ASSIGNED TASK:
Read through the listing below, and copy every line where the string "新客户端已连接" appears.

EXCERPTED RECORDS:
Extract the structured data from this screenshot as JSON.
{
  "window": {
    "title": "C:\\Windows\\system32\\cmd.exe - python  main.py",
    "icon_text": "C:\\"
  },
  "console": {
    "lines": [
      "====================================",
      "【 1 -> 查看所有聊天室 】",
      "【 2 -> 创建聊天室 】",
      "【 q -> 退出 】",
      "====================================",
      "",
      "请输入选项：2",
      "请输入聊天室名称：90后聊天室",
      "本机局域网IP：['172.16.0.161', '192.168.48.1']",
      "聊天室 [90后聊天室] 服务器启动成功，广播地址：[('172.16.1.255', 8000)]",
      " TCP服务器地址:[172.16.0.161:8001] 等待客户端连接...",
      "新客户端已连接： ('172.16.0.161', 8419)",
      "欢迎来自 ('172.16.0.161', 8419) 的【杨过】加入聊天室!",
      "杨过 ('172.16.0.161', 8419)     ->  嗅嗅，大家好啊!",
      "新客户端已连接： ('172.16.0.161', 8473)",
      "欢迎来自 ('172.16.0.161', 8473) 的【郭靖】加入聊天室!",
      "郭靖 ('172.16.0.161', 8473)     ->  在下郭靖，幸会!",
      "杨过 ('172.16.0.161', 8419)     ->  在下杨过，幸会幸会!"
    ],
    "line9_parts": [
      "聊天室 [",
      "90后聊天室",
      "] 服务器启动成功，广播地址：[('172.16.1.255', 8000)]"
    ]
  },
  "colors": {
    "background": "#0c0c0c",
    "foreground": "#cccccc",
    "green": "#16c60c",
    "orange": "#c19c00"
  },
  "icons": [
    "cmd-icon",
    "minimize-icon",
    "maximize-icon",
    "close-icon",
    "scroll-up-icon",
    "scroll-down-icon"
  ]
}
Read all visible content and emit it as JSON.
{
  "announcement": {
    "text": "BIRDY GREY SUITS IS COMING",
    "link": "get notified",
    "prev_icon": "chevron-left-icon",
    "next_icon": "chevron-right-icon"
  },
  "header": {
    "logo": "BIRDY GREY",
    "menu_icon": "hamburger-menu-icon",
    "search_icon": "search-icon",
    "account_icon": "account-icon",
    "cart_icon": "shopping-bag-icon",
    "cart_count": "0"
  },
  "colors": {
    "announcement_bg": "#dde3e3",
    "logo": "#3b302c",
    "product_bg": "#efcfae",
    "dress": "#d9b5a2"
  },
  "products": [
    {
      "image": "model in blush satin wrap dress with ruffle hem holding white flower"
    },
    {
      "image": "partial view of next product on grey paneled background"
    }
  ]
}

FINAL ANSWER:
      "新客户端已连接： ('172.16.0.161', 8419)",
      "新客户端已连接： ('172.16.0.161', 8473)",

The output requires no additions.